The fossilized remains of a tiny duck-sized dinosaur with rainbow feathers have been discovered.
LEGAZPI, Philippines (AP) — Nearly 15,000 people have fled from villages around the Philippines' most active volcano as lava flowed down its crater Monday in a gentle eruption that scientists warned could turn explosive.
New image analysis by researchers at SETI indicate that there may be subterranean lava tubes in the polar region of the moon leading to massive underground glaciers, which could provide fuel for a long-term lunar base.
A SpaceX Dragon cargo ship left the International Space Station and returned to Earth Saturday (Jan.
Paleontoligists have discovered a new species of dinosaur in south-eastern Australia that was the size of a turkey.
While John Young, who died on Jan. 5 at age 87 , is famous for his Apollo 16 moonwalks and his role as commander of the first space shuttle mission, the NASA astronaut is also remembered for a small scandal he triggered with a sneaky act: smuggling a corned-beef sandwich into space.
Once upon a time, 165 million years ago, there lived a spider who looked like a pelican. About the size of a grain of rice and just as quiet, the pelican spider tiptoed under foliage in the leafy parts of the world, looking for prey to impale with the fanged, beak-like pincers at the end of its long neck. Its favorite meal: other spiders.
Sizable deposits of water ice lurk just beneath the surface in some regions of Mars, a new study reports.

Can Chronic Pain Come From Food Additives?

It is always amazing to me when I find a... Read More

The Secrets of the Centenarians: How to Live to 100!

When Helen Boardman was still a girlish 99, she fell... Read More

Healthy Eating Habits

I read a lot about the topics of health and... Read More

Understanding Glyconutrients

You say you don't know what glyconutrients are? You are... Read More

Unhealthy Foods: Five Sneaky Foods Revealed

With the array of different diets and diet foods available... Read More

The Anti-Aging Wonders of Hyaluronic Acid

ABC News has recently focused on the possible anti-aging benefits... Read More

Nutrition N Diet

Nutrition facts have become a part of everyday life because... Read More

Is Chocolate A New Health Food?

Could it be possible that our beloved chocolate may actually... Read More

How to Help Your Picky Eater

One of the most common questions I am asked is... Read More
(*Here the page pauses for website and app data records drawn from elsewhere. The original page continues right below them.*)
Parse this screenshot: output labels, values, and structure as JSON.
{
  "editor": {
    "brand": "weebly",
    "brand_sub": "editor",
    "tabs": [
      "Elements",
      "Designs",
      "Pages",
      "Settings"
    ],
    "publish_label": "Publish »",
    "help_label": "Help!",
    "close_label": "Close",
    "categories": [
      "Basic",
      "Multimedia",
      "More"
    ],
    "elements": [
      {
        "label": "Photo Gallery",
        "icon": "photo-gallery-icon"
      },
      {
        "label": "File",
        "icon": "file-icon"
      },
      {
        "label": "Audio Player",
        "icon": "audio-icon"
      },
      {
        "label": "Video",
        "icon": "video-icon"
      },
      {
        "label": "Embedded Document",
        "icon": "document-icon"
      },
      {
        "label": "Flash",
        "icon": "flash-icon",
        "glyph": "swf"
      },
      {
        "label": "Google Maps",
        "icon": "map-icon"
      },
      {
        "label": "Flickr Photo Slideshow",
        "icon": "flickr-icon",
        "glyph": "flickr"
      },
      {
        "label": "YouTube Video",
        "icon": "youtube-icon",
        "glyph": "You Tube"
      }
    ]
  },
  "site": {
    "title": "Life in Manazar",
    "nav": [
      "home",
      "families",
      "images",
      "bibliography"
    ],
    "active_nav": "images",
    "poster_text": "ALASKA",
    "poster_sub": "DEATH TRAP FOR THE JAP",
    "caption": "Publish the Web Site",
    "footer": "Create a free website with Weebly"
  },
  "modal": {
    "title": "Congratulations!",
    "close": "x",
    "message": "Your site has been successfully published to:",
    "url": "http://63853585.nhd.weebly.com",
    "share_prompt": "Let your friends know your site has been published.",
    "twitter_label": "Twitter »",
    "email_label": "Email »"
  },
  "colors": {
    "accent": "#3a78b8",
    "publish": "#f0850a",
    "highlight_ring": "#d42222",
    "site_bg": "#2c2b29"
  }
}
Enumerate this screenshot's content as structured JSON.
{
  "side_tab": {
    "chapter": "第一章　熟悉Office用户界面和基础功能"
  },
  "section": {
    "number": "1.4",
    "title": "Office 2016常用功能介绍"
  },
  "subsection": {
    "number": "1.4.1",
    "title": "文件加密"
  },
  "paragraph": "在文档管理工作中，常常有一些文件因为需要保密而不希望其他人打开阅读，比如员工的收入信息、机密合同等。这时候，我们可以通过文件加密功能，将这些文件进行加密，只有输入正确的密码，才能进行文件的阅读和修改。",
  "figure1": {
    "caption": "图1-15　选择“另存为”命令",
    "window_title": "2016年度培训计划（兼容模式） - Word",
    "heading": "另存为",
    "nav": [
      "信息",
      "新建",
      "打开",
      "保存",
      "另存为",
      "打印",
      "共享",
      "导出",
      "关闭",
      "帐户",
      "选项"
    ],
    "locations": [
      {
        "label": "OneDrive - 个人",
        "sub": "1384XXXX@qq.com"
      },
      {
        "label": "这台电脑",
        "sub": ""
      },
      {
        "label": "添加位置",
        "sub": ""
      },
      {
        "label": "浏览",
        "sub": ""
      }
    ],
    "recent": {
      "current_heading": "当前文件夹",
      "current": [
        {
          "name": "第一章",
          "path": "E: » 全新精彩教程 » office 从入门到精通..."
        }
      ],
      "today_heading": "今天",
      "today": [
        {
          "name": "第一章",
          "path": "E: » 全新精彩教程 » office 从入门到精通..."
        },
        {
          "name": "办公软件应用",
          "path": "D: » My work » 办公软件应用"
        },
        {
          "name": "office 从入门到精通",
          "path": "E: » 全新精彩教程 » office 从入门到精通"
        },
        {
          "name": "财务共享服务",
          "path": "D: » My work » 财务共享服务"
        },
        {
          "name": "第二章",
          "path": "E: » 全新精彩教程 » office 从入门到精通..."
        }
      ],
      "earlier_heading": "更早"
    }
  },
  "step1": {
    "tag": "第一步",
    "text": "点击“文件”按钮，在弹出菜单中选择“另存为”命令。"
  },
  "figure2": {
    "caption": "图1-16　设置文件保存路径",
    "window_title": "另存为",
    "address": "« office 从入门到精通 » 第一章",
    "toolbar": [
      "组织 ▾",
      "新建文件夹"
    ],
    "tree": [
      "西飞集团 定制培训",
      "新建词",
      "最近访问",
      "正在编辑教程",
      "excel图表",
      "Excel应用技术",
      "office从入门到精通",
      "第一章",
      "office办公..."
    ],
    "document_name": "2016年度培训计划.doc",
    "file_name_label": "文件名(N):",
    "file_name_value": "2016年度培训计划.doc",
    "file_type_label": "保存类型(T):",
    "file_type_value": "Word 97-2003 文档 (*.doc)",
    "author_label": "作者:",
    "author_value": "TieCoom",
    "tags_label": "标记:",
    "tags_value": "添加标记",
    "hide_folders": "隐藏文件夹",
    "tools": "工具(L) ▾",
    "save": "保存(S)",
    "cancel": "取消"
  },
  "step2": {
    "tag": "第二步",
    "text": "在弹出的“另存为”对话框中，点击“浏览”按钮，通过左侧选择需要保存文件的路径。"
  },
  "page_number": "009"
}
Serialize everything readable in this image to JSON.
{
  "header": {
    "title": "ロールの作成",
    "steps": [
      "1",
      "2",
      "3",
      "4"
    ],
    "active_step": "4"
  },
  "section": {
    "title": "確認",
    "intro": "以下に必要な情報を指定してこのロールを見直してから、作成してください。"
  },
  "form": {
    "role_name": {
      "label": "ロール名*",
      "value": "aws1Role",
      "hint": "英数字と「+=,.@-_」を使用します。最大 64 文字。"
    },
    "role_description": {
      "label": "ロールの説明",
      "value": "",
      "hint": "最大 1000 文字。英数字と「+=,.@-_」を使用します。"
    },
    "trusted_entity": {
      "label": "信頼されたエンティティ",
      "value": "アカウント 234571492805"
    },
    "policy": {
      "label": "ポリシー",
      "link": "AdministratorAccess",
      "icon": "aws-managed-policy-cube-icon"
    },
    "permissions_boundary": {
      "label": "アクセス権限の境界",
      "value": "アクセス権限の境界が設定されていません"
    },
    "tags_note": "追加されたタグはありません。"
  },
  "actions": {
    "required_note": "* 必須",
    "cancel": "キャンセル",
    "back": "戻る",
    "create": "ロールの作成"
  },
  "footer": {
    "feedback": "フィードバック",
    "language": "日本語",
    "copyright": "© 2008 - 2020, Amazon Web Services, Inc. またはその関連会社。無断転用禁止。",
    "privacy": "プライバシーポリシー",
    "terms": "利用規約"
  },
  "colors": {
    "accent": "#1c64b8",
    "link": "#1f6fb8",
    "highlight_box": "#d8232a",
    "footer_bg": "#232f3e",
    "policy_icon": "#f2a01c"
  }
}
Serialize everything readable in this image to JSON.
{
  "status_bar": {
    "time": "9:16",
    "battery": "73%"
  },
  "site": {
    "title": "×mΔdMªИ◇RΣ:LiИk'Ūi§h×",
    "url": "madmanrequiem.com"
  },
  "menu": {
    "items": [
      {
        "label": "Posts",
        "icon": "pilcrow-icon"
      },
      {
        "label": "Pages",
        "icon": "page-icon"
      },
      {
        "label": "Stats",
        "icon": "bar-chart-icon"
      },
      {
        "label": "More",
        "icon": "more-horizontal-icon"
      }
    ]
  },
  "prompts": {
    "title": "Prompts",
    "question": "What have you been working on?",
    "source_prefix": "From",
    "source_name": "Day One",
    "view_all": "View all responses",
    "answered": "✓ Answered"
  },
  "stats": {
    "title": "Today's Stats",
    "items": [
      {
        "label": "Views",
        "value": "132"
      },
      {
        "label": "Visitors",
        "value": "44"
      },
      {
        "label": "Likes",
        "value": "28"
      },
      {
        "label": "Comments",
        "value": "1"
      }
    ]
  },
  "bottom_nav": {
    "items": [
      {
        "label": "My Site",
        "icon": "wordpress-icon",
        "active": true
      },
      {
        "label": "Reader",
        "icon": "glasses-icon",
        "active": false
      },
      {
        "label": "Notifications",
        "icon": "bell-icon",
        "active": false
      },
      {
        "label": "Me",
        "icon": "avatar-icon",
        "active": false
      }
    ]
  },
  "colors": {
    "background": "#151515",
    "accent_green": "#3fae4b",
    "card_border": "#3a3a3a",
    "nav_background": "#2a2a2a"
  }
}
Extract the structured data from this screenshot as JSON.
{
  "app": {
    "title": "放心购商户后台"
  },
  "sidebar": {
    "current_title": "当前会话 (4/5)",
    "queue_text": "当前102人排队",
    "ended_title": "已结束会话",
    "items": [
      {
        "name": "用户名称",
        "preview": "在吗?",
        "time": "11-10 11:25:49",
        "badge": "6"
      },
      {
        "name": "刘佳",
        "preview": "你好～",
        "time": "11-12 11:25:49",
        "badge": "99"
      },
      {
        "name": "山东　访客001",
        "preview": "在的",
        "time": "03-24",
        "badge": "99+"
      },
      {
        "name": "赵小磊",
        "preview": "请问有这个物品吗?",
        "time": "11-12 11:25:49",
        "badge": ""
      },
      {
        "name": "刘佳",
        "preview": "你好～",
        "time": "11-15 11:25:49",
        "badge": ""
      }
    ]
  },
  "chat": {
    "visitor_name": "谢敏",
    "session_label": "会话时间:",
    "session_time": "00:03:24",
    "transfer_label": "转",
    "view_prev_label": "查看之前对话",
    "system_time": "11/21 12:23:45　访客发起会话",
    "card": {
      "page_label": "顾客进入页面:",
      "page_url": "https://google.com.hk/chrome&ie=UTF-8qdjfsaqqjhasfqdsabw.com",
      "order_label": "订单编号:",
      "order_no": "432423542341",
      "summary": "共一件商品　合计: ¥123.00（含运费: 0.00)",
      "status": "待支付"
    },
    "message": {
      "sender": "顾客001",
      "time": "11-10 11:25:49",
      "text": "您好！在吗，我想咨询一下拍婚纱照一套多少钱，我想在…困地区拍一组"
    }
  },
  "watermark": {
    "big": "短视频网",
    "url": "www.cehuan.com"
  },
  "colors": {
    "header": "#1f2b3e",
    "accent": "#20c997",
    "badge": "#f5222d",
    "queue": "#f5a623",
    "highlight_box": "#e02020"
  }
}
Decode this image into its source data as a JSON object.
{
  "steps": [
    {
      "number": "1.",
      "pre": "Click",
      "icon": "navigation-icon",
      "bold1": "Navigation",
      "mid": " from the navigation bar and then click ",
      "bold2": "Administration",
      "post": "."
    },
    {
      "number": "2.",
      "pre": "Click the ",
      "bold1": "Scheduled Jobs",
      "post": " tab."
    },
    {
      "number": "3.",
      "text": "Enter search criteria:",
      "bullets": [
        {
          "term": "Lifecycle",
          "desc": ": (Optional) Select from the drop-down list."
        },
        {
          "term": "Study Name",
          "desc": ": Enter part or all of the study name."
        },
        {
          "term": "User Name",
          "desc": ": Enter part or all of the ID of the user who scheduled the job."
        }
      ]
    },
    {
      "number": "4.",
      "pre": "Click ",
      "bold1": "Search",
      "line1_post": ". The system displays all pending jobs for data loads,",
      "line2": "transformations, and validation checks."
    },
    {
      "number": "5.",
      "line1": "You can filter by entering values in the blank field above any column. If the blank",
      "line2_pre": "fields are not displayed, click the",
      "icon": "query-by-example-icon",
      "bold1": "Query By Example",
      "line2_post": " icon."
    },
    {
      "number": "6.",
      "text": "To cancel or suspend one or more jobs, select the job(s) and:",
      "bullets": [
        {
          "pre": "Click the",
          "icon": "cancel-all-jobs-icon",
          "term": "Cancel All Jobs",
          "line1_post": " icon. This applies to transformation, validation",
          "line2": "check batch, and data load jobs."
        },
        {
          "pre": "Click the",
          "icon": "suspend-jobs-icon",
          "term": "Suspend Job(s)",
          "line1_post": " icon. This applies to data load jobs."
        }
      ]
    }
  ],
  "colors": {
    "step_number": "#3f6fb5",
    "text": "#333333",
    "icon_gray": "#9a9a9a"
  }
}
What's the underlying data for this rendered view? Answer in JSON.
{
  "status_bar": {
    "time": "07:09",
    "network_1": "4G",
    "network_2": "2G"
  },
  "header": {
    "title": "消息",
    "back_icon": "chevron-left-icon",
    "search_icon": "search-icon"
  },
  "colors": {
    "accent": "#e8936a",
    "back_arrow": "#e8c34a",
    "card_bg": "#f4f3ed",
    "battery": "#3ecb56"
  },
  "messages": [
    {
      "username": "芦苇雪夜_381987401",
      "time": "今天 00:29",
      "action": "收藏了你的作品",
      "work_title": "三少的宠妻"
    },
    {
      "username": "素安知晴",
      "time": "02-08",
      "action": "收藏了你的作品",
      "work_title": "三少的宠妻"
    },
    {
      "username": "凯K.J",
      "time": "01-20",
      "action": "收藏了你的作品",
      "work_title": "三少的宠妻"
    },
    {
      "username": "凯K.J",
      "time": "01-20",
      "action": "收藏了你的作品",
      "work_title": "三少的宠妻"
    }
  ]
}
Turn to Diet for Everyday Ailments

The old clich? that you are what you eat is... Read More

Building Better Bones

"It is a bone-deep change you are going into, my... Read More

Do You Know What You Are Eating?

With all the news about Splenda of late and the... Read More

Protective Effects of Omega-3 Fatty Acids

Omega-3 appear to reduce the risk of heart attack. A... Read More

Eliminate Sugar and Lose Weight

If you want to lose weight, there is one thing... Read More

Discover How to Grow Your Own Source of Vitamins, Fiber, Proteins, and More

Sprouts not only taste good, but they are also a... Read More

Olive Oil, the Healthy Choice

Olive oil is a healthy choice over other fats such... Read More

Brown Sugar is Not Brown Rice

Question from Jack:A question from Jack, one of the subscribers... Read More

Time Line of the Development of GlycoBiology and GlycoNutritionals

1880s - Characterization of monosaccharides by Emil Fischer.1952 - Fresh,... Read More

Unhealthy Foods: How To Become Disgusted By Junk Foods That Make You Fat

With today's time constraints, stressful jobs, and "thin is in"... Read More

The Cholesterol Myth

Cholesterol. What images come to mind when you see this... Read More

Food Additives Affect Behavior

On average 30% of foods in our daily diet are... Read More

Good Eggs -- Rediscover The Simple Pleasures of Eggs!

Health food or heart attack on a plate? Eggs had... Read More

Missing Link to the Immune System

For decades science has been looking for the answers to... Read More

Food Intolerance

Many people experience unpleasant reactions to foods they have eaten... Read More

The Five Keys to Healthy Eating

1. Enjoy what you eatWhether someone is following the Atkins... Read More

street light camera induction wallpack Pete's produce ..